At Wedding Thompson Orthodontics, we offer periodic tracking completely free of charge. That means you can bring your child in for the occasional checkup without any obligation to you, so we’ll know the best time for them to start treatment. 

Reasons Your Child Needs to Visit an Orthodontist

When Dr. Wedding and Dr. Thompson assess your child’s orthodontic condition at their first appointment, there are several different reasons they might recommend early treatment. Your child might benefit from an early start if we recognize the following conditions at their initial appointment. 

Tooth Eruption/Tooth Loss: It’s easy to underestimate the importance of baby teeth, but as the placeholders for our permanent teeth, they matter more than you might think. Since they tend to fall out in a fairly specific order, any significant deviation from this pattern could signify there are developmental issues that may need attention. 

By age 7, children should also have at least four permanent molars and two to four permanent incisors. If there are more or less than these present, it could indicate a problem with missing, crowding, or extra teeth. Sometimes removing a primary tooth early or maintaining a space where a tooth has been lost prematurely can prevent bigger problems later. 

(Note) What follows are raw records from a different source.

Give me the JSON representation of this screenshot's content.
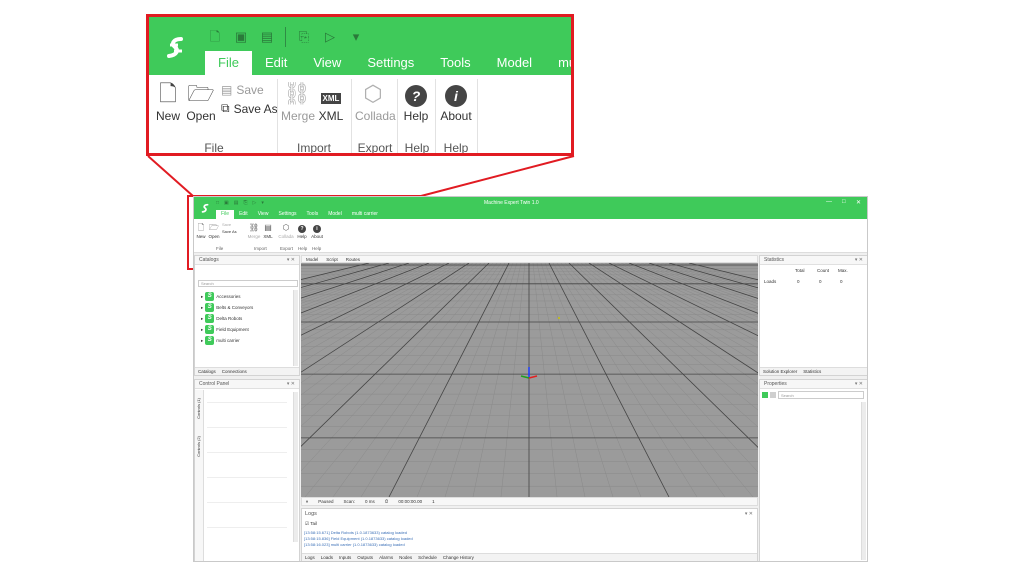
{
  "zoom": {
    "tabs": [
      "File",
      "Edit",
      "View",
      "Settings",
      "Tools",
      "Model",
      "multi carrier"
    ],
    "active_tab": "File",
    "quick_access": [
      "new-doc-icon",
      "save-icon",
      "save-disabled-icon",
      "paste-icon",
      "play-icon",
      "dropdown-icon"
    ],
    "buttons": {
      "new": "New",
      "open": "Open",
      "save": "Save",
      "save_as": "Save As",
      "merge": "Merge",
      "xml": "XML",
      "collada": "Collada",
      "help": "Help",
      "about": "About"
    },
    "groups": {
      "file": "File",
      "import": "Import",
      "export": "Export",
      "help1": "Help",
      "help2": "Help"
    },
    "xml_badge": "XML",
    "help_glyph": "?",
    "about_glyph": "i"
  },
  "app": {
    "title": "Machine Expert Twin 1.0",
    "window_buttons": [
      "—",
      "□",
      "✕"
    ],
    "tabs": [
      "File",
      "Edit",
      "View",
      "Settings",
      "Tools",
      "Model",
      "multi carrier"
    ],
    "ribbon": {
      "new": "New",
      "open": "Open",
      "save": "Save",
      "save_as": "Save As",
      "merge": "Merge",
      "xml": "XML",
      "collada": "Collada",
      "help": "Help",
      "about": "About",
      "groups": {
        "file": "File",
        "import": "Import",
        "export": "Export",
        "help1": "Help",
        "help2": "Help"
      }
    },
    "catalogs": {
      "title": "Catalogs",
      "search_placeholder": "Search",
      "items": [
        "Accessories",
        "Belts & Conveyors",
        "Delta Robots",
        "Field Equipment",
        "multi carrier"
      ],
      "tabs": [
        "Catalogs",
        "Connections"
      ]
    },
    "control_panel": {
      "title": "Control Panel",
      "side_tabs": [
        "Controls (1)",
        "Controls (2)"
      ]
    },
    "viewport": {
      "tabs": [
        "Model",
        "Script",
        "Routes"
      ],
      "status": [
        "Paused",
        "Scan:",
        "0 ms",
        "00:00:00.00",
        "1"
      ]
    },
    "logs": {
      "title": "Logs",
      "tail_label": "Tail",
      "lines": [
        "[13:58:15.671] Delta Robots (1.0.1873633) catalog loaded",
        "[13:58:15.836] Field Equipment (1.0.1873633) catalog loaded",
        "[13:58:16.023] multi carrier (1.0.1873633) catalog loaded"
      ],
      "tabs": [
        "Logs",
        "Loads",
        "Inputs",
        "Outputs",
        "Alarms",
        "Nodes",
        "Schedule",
        "Change History"
      ]
    },
    "statistics": {
      "title": "Statistics",
      "columns": [
        "Total",
        "Count",
        "Max."
      ],
      "rows": [
        {
          "label": "Loads",
          "values": [
            "0",
            "0",
            "0"
          ]
        }
      ],
      "tabs": [
        "Solution Explorer",
        "Statistics"
      ]
    },
    "properties": {
      "title": "Properties",
      "search_placeholder": "Search"
    },
    "pin_glyphs": "▾ ✕"
  },
  "colors": {
    "brand_green": "#3fca5a",
    "callout_red": "#e11b22",
    "viewport_gray": "#9b9b9b"
  }
}
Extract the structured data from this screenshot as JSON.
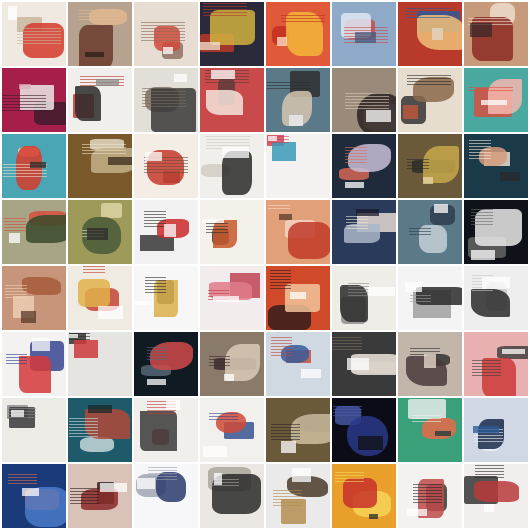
{
  "grid": {
    "rows": 8,
    "cols": 8,
    "background": "#ffffff",
    "tiles": [
      {
        "bg": "#efe9e2",
        "c1": "#d33a2c",
        "c2": "#c7b49a",
        "c3": "#ffffff"
      },
      {
        "bg": "#b7a28f",
        "c1": "#6a3b2b",
        "c2": "#e2b98f",
        "c3": "#2b1d18"
      },
      {
        "bg": "#e7ddd3",
        "c1": "#cf4a3a",
        "c2": "#8a6a5a",
        "c3": "#ffffff"
      },
      {
        "bg": "#2b2a3a",
        "c1": "#d0b140",
        "c2": "#c03a2a",
        "c3": "#f1e4cc"
      },
      {
        "bg": "#e05a3a",
        "c1": "#f2b63a",
        "c2": "#c22a22",
        "c3": "#ffe6c8"
      },
      {
        "bg": "#8fa9c9",
        "c1": "#dfe8f2",
        "c2": "#c44b4b",
        "c3": "#4a5a7a"
      },
      {
        "bg": "#b83a2b",
        "c1": "#f0c07a",
        "c2": "#2a5a9a",
        "c3": "#e3d7ca"
      },
      {
        "bg": "#c89a7c",
        "c1": "#8c2a22",
        "c2": "#efe0d0",
        "c3": "#3a2a2a"
      },
      {
        "bg": "#a61f4a",
        "c1": "#ece6e6",
        "c2": "#3a1a2a",
        "c3": "#d7b0b8"
      },
      {
        "bg": "#f0efec",
        "c1": "#2a2a2a",
        "c2": "#bb3030",
        "c3": "#8a8a8a"
      },
      {
        "bg": "#e2ded8",
        "c1": "#3a3a3a",
        "c2": "#7a6a5a",
        "c3": "#ffffff"
      },
      {
        "bg": "#c84a4a",
        "c1": "#f4e4dc",
        "c2": "#5a3a3a",
        "c3": "#ffffff"
      },
      {
        "bg": "#5a7a8a",
        "c1": "#d7c6b0",
        "c2": "#2a2a2a",
        "c3": "#eef2f4"
      },
      {
        "bg": "#9a8a7a",
        "c1": "#2a2222",
        "c2": "#d9c9b6",
        "c3": "#ffffff"
      },
      {
        "bg": "#e6ddcf",
        "c1": "#8a6a4a",
        "c2": "#2a2a2a",
        "c3": "#c85a3a"
      },
      {
        "bg": "#49a8a0",
        "c1": "#f3b7b0",
        "c2": "#e04a3a",
        "c3": "#ffffff"
      },
      {
        "bg": "#4aa6b4",
        "c1": "#d83a2a",
        "c2": "#f4dcc8",
        "c3": "#2a2a2a"
      },
      {
        "bg": "#7a5a2a",
        "c1": "#c4b08a",
        "c2": "#e9e0cc",
        "c3": "#3a2a1a"
      },
      {
        "bg": "#f3ede6",
        "c1": "#c43a2a",
        "c2": "#6a4a3a",
        "c3": "#ffffff"
      },
      {
        "bg": "#f1efeb",
        "c1": "#2a2a2a",
        "c2": "#cfcac2",
        "c3": "#ffffff"
      },
      {
        "bg": "#f4f2f0",
        "c1": "#3a9ab8",
        "c2": "#d03a4a",
        "c3": "#ffffff"
      },
      {
        "bg": "#1f2a3a",
        "c1": "#c8c0d8",
        "c2": "#e06a5a",
        "c3": "#ffffff"
      },
      {
        "bg": "#6a5a3a",
        "c1": "#c5a84a",
        "c2": "#2a2a2a",
        "c3": "#e8d8a8"
      },
      {
        "bg": "#1a3a4a",
        "c1": "#d59a7a",
        "c2": "#f3e8d8",
        "c3": "#2a2a2a"
      },
      {
        "bg": "#a8a486",
        "c1": "#3a4a2a",
        "c2": "#d74a3a",
        "c3": "#ffffff"
      },
      {
        "bg": "#9d9a5a",
        "c1": "#4a5a3a",
        "c2": "#e1d7a8",
        "c3": "#2a2a2a"
      },
      {
        "bg": "#f2f2f2",
        "c1": "#cc2a2a",
        "c2": "#2a2a2a",
        "c3": "#ffffff"
      },
      {
        "bg": "#f4f0ea",
        "c1": "#c8582a",
        "c2": "#2a2a2a",
        "c3": "#ffffff"
      },
      {
        "bg": "#e2a07a",
        "c1": "#c13a2a",
        "c2": "#f5d8c8",
        "c3": "#5a3a2a"
      },
      {
        "bg": "#2a3a5a",
        "c1": "#aab6c8",
        "c2": "#f1e4da",
        "c3": "#1a1a2a"
      },
      {
        "bg": "#5a7a8a",
        "c1": "#c5d0d6",
        "c2": "#2a3a4a",
        "c3": "#ffffff"
      },
      {
        "bg": "#0f1218",
        "c1": "#eaeaea",
        "c2": "#6a6a6a",
        "c3": "#ffffff"
      },
      {
        "bg": "#c7967a",
        "c1": "#a45a3a",
        "c2": "#f0d0b8",
        "c3": "#5a3a2a"
      },
      {
        "bg": "#f0ebe2",
        "c1": "#e0b04a",
        "c2": "#c0392b",
        "c3": "#ffffff"
      },
      {
        "bg": "#f7f7f7",
        "c1": "#d9b04a",
        "c2": "#2a2a2a",
        "c3": "#ffffff"
      },
      {
        "bg": "#f3ecec",
        "c1": "#e07a8a",
        "c2": "#bb3a4a",
        "c3": "#ffffff"
      },
      {
        "bg": "#d04a2a",
        "c1": "#f2c49a",
        "c2": "#2a1a1a",
        "c3": "#ffffff"
      },
      {
        "bg": "#efede8",
        "c1": "#2a2a2a",
        "c2": "#8a8a8a",
        "c3": "#ffffff"
      },
      {
        "bg": "#f4f4f4",
        "c1": "#2a2a2a",
        "c2": "#9a9a9a",
        "c3": "#ffffff"
      },
      {
        "bg": "#eeeeee",
        "c1": "#2a2a2a",
        "c2": "#c8c8c8",
        "c3": "#ffffff"
      },
      {
        "bg": "#f3f2f0",
        "c1": "#d43a3a",
        "c2": "#2a3a8a",
        "c3": "#ffffff"
      },
      {
        "bg": "#e6e4e0",
        "c1": "#cc3a3a",
        "c2": "#2a2a2a",
        "c3": "#ffffff"
      },
      {
        "bg": "#0f1a22",
        "c1": "#cf4a4a",
        "c2": "#5a6a7a",
        "c3": "#ffffff"
      },
      {
        "bg": "#8a7a6a",
        "c1": "#d9cbb8",
        "c2": "#3a2a2a",
        "c3": "#ffffff"
      },
      {
        "bg": "#d0d8e2",
        "c1": "#3a5a9a",
        "c2": "#c04a3a",
        "c3": "#ffffff"
      },
      {
        "bg": "#3a3a3a",
        "c1": "#efe6de",
        "c2": "#7a6a5a",
        "c3": "#ffffff"
      },
      {
        "bg": "#c2b6ab",
        "c1": "#4a3a3a",
        "c2": "#2a2a2a",
        "c3": "#efe2d6"
      },
      {
        "bg": "#e8b0b0",
        "c1": "#cc3a3a",
        "c2": "#3a3a3a",
        "c3": "#ffffff"
      },
      {
        "bg": "#ecebe6",
        "c1": "#3a3a3a",
        "c2": "#8a8a8a",
        "c3": "#ffffff"
      },
      {
        "bg": "#1e5a6a",
        "c1": "#b04a3a",
        "c2": "#d0e0e0",
        "c3": "#1a2a2a"
      },
      {
        "bg": "#f0efec",
        "c1": "#3a3a3a",
        "c2": "#c43a3a",
        "c3": "#ffffff"
      },
      {
        "bg": "#f2f0ec",
        "c1": "#d04a3a",
        "c2": "#2a4a8a",
        "c3": "#ffffff"
      },
      {
        "bg": "#6a5a3a",
        "c1": "#d0c0a0",
        "c2": "#2a2a2a",
        "c3": "#ffffff"
      },
      {
        "bg": "#0c0c16",
        "c1": "#2a3a8a",
        "c2": "#4a5aaa",
        "c3": "#111111"
      },
      {
        "bg": "#3aa07a",
        "c1": "#e86a4a",
        "c2": "#f0f0f0",
        "c3": "#1a3a3a"
      },
      {
        "bg": "#cfd8e4",
        "c1": "#1a2a4a",
        "c2": "#f0f4f8",
        "c3": "#2a5a9a"
      },
      {
        "bg": "#1a3a7a",
        "c1": "#4a7ac8",
        "c2": "#e06a4a",
        "c3": "#ffffff"
      },
      {
        "bg": "#d9c2b8",
        "c1": "#8a2a2a",
        "c2": "#2a1a1a",
        "c3": "#ffffff"
      },
      {
        "bg": "#f7f7fa",
        "c1": "#2a3a6a",
        "c2": "#9aa0b0",
        "c3": "#ffffff"
      },
      {
        "bg": "#ebe8e3",
        "c1": "#2a2a2a",
        "c2": "#a8a29a",
        "c3": "#ffffff"
      },
      {
        "bg": "#eaeaea",
        "c1": "#4a3a2a",
        "c2": "#b08a4a",
        "c3": "#ffffff"
      },
      {
        "bg": "#e9a02a",
        "c1": "#c8302a",
        "c2": "#f6d85a",
        "c3": "#2a2a2a"
      },
      {
        "bg": "#f4f2ef",
        "c1": "#c04a4a",
        "c2": "#2a2a2a",
        "c3": "#ffffff"
      },
      {
        "bg": "#f2eeee",
        "c1": "#b83a3a",
        "c2": "#2a2a2a",
        "c3": "#ffffff"
      }
    ]
  }
}
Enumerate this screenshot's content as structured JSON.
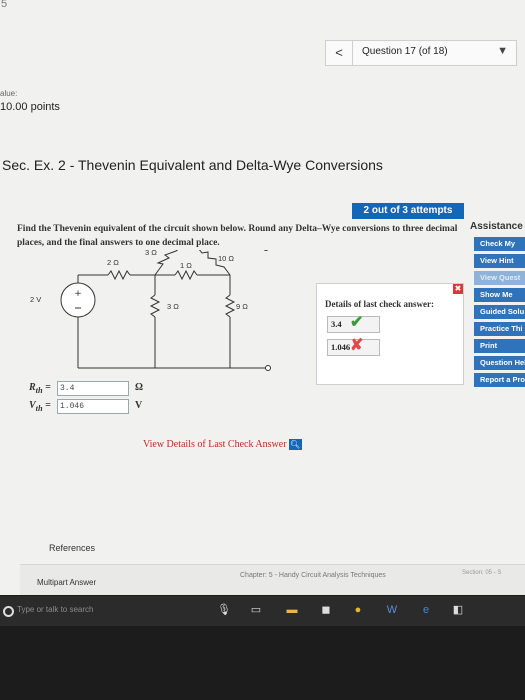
{
  "corner_digit": "5",
  "question_nav": {
    "prev_symbol": "<",
    "label": "Question 17 (of 18)",
    "caret": "▼"
  },
  "value_label": "alue:",
  "points": "10.00 points",
  "section_title": "Sec. Ex. 2 - Thevenin Equivalent and Delta-Wye Conversions",
  "attempts": "2 out of 3 attempts",
  "problem_text": "Find the Thevenin equivalent of the circuit shown below. Round any Delta–Wye conversions to three decimal places, and the final answers to one decimal place.",
  "assistance": {
    "title": "Assistance",
    "buttons": [
      "Check My",
      "View Hint",
      "View Quest",
      "Show Me",
      "Guided Solu",
      "Practice Thi",
      "Print",
      "Question Hel",
      "Report a Prob"
    ]
  },
  "circuit": {
    "source_label": "2 V",
    "source_sign": "+",
    "resistors": {
      "r2": "2 Ω",
      "r3_top": "3 Ω",
      "r10": "10 Ω",
      "r1": "1 Ω",
      "r3_mid": "3 Ω",
      "r9": "9 Ω"
    }
  },
  "details": {
    "title": "Details of last check answer:",
    "answers": [
      {
        "value": "3.4",
        "status": "correct"
      },
      {
        "value": "1.046",
        "status": "incorrect"
      }
    ],
    "close_symbol": "✖"
  },
  "fields": [
    {
      "var": "R",
      "sub": "th",
      "value": "3.4",
      "unit": "Ω"
    },
    {
      "var": "V",
      "sub": "th",
      "value": "1.046",
      "unit": "V"
    }
  ],
  "view_details_link": "View Details of Last Check Answer",
  "references": "References",
  "multipart": "Multipart Answer",
  "chapter": "Chapter: 5 - Handy Circuit Analysis Techniques",
  "section_num": "Section: 05 - S",
  "taskbar_search": "Type or talk to search",
  "colors": {
    "accent": "#1466b8",
    "correct": "#3a9b3d",
    "incorrect": "#e0484a",
    "link": "#c62828"
  }
}
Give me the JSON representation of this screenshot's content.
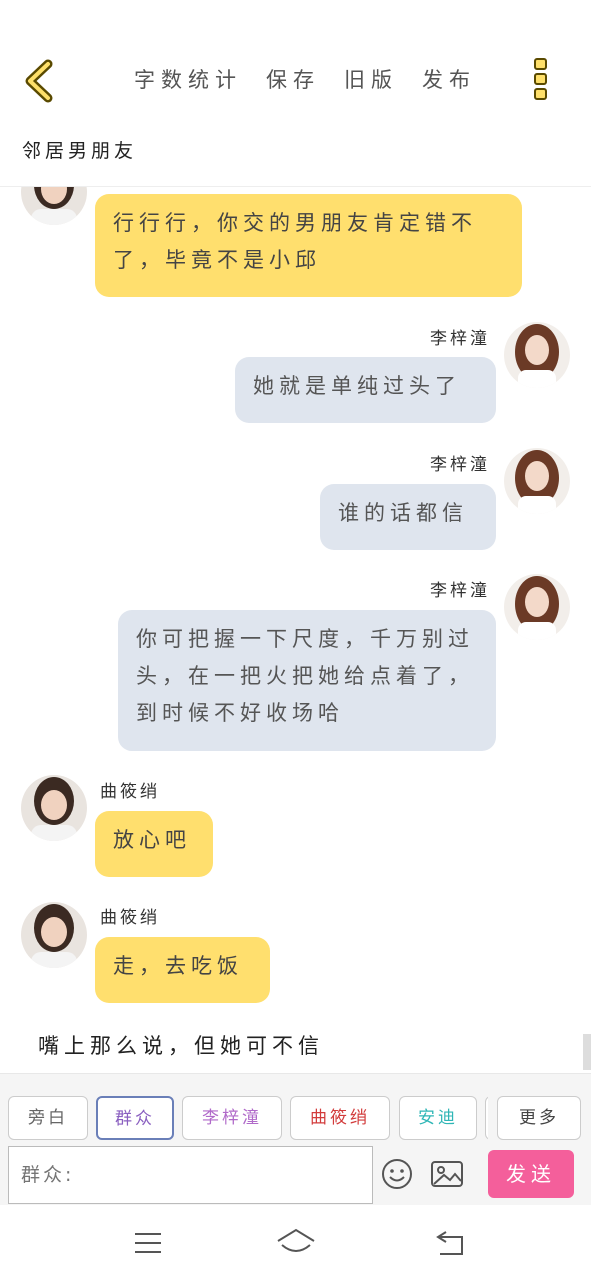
{
  "header": {
    "actions": [
      "字数统计",
      "保存",
      "旧版",
      "发布"
    ],
    "title": "邻居男朋友"
  },
  "messages": [
    {
      "speaker": "",
      "text": "行行行，你交的男朋友肯定错不了，毕竟不是小邱"
    },
    {
      "speaker": "李梓潼",
      "text": "她就是单纯过头了"
    },
    {
      "speaker": "李梓潼",
      "text": "谁的话都信"
    },
    {
      "speaker": "李梓潼",
      "text": "你可把握一下尺度，千万别过头，在一把火把她给点着了，到时候不好收场哈"
    },
    {
      "speaker": "曲筱绡",
      "text": "放心吧"
    },
    {
      "speaker": "曲筱绡",
      "text": "走，去吃饭"
    }
  ],
  "draft_text": "嘴上那么说，但她可不信",
  "toolbar": {
    "chips": [
      {
        "label": "旁白",
        "color": "#666666"
      },
      {
        "label": "群众",
        "color": "#8a5fc0"
      },
      {
        "label": "李梓潼",
        "color": "#b06ac9"
      },
      {
        "label": "曲筱绡",
        "color": "#d23b3b"
      },
      {
        "label": "安迪",
        "color": "#2fb6b6"
      }
    ],
    "more_label": "更多",
    "input_placeholder": "群众:",
    "send_label": "发送",
    "accent": "#f45f9b"
  }
}
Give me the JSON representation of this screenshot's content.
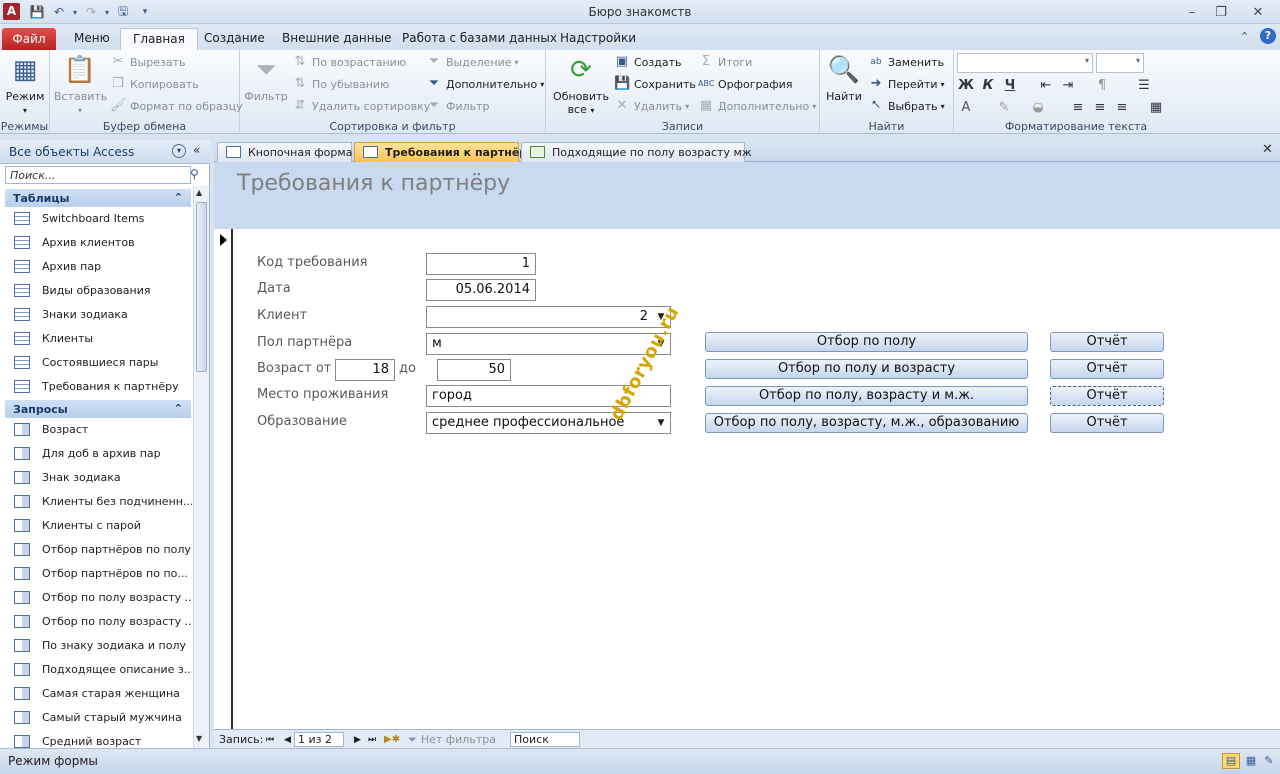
{
  "window": {
    "title": "Бюро знакомств",
    "controls": [
      "minimize-icon",
      "restore-icon",
      "close-icon"
    ]
  },
  "ribbon_tabs": [
    {
      "label": "Файл"
    },
    {
      "label": "Меню"
    },
    {
      "label": "Главная",
      "active": true
    },
    {
      "label": "Создание"
    },
    {
      "label": "Внешние данные"
    },
    {
      "label": "Работа с базами данных"
    },
    {
      "label": "Надстройки"
    }
  ],
  "ribbon": {
    "views": {
      "group": "Режимы",
      "view": "Режим"
    },
    "clipboard": {
      "group": "Буфер обмена",
      "paste": "Вставить",
      "cut": "Вырезать",
      "copy": "Копировать",
      "format_painter": "Формат по образцу"
    },
    "sort_filter": {
      "group": "Сортировка и фильтр",
      "filter": "Фильтр",
      "ascending": "По возрастанию",
      "descending": "По убыванию",
      "remove_sort": "Удалить сортировку",
      "selection": "Выделение",
      "advanced": "Дополнительно",
      "toggle_filter": "Фильтр"
    },
    "records": {
      "group": "Записи",
      "refresh": "Обновить все",
      "new": "Создать",
      "save": "Сохранить",
      "delete": "Удалить",
      "totals": "Итоги",
      "spelling": "Орфография",
      "more": "Дополнительно"
    },
    "find": {
      "group": "Найти",
      "find": "Найти",
      "replace": "Заменить",
      "goto": "Перейти",
      "select": "Выбрать"
    },
    "text_format": {
      "group": "Форматирование текста",
      "bold": "Ж",
      "italic": "К",
      "underline": "Ч",
      "font_color": "А"
    }
  },
  "nav_pane": {
    "title": "Все объекты Access",
    "search_placeholder": "Поиск...",
    "sections": [
      {
        "title": "Таблицы",
        "items": [
          "Switchboard Items",
          "Архив клиентов",
          "Архив пар",
          "Виды образования",
          "Знаки зодиака",
          "Клиенты",
          "Состоявшиеся пары",
          "Требования к партнёру"
        ]
      },
      {
        "title": "Запросы",
        "items": [
          "Возраст",
          "Для  доб в архив пар",
          "Знак зодиака",
          "Клиенты без подчиненн...",
          "Клиенты с парой",
          "Отбор партнёров по полу",
          "Отбор партнёров по по...",
          "Отбор по полу  возрасту ...",
          "Отбор по полу  возрасту ...",
          "По знаку зодиака и полу",
          "Подходящее описание з...",
          "Самая старая женщина",
          "Самый старый мужчина",
          "Средний возраст"
        ]
      }
    ]
  },
  "doc_tabs": [
    {
      "label": "Кнопочная форма"
    },
    {
      "label": "Требования к партнёру",
      "active": true
    },
    {
      "label": "Подходящие по полу возрасту мж"
    }
  ],
  "form": {
    "title": "Требования к партнёру",
    "labels": {
      "code": "Код требования",
      "date": "Дата",
      "client": "Клиент",
      "gender": "Пол партнёра",
      "age_from": "Возраст от",
      "age_to": "до",
      "residence": "Место проживания",
      "education": "Образование"
    },
    "values": {
      "code": "1",
      "date": "05.06.2014",
      "client": "2",
      "gender": "м",
      "age_from": "18",
      "age_to": "50",
      "residence": "город",
      "education": "среднее профессиональное"
    },
    "buttons": {
      "by_gender": "Отбор по полу",
      "by_gender_age": "Отбор по полу и возрасту",
      "by_gender_age_res": "Отбор по полу, возрасту и м.ж.",
      "by_gender_age_res_edu": "Отбор по полу, возрасту, м.ж., образованию",
      "report": "Отчёт"
    },
    "watermark": "dbforyou.ru"
  },
  "record_nav": {
    "label": "Запись:",
    "position": "1 из 2",
    "filter": "Нет фильтра",
    "search": "Поиск"
  },
  "status": {
    "text": "Режим формы"
  }
}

Spacing or Crowding: By the time a child is ready for their first orthodontic evaluation, it will be possible to tell if they currently have or may develop excessive crowding or spacing issues. Spacing issues can arise over a tooth lost prematurely, one that never developed, teeth that are too small, or those spaced far apart. Crowding could require expanding the arches or removing teeth to improve the situation. 

Crooked Teeth: Correcting crooked teeth earlier can improve a child’s oral health and help them avoid the above issues. While we can align teeth at almost any age, doing so at a younger age can make for an easier and more effective treatment process. Crooked teeth are more susceptible to wear and tear, and over time, the shape and position of the surrounding gum tissue can be compromised. 

Underbite: When a child has an underbite, we need to determine whether the malocclusion is caused by problems with the eruption of the teeth or by the relationship of the jaws. As with an overbite, we’ll sometimes need to wait until the patient has finished growing to begin comprehensive treatment. 

However, earlier measures can be taken to help avoid damage to the front teeth and encourage skeletal correction. Underbite patients who receive treatment between the ages of about seven to ten tend to be less likely to need corrective jaw surgery when they are older.

Overbite/Protruding Teeth: Teeth that protrude are generally evident in early childhood. These are often seen as a cosmetic concern, but the effects of an overbite pattern go beyond the appearance of the teeth. Children may experience pain in the jaw and excessive tooth wear, and they can even have trouble with normal speech patterns.

We’ll usually need to wait until a child’s mouth has matured before attempting to correct an overbite. However, several treatment options still exist for reducing the risk of pain and traumatic injury as they grow. These corrective measures can also improve a child’s confidence in their smile!

Your Child’s Free Consultation

When you bring your child in for their first orthodontic appointment, our Wedding Thompson Orthodontics team will spend time getting them used to the orthodontic office so they’ll feel comfortable in our Owensboro office. Then we’ll assess their unique condition and needs. Early intervention helps Dr. Wedding and Dr. Thompson

  • Improve your child’s overall health
  • Correct bad habits like thumb-sucking
  • Guide your child’s jaw growth
  • Lower the risk of trauma

Why Your Child Should See an Orthodontist by Age 7

Set Your Child Up for Success at Wedding Thompson Orthodontics

At Wedding Thompson Orthodontics, we’ll give your child the rockstar treatment they deserve, so you can trust they’re in good hands. Whether or not they need two-phase treatment, Dr. Wedding and Dr. Thompson have the experience to provide the quality treatment that they would want for their own children. If your child is seven or older and hasn’t seen an orthodontist yet, schedule their free consultation at our office in Owensboro today!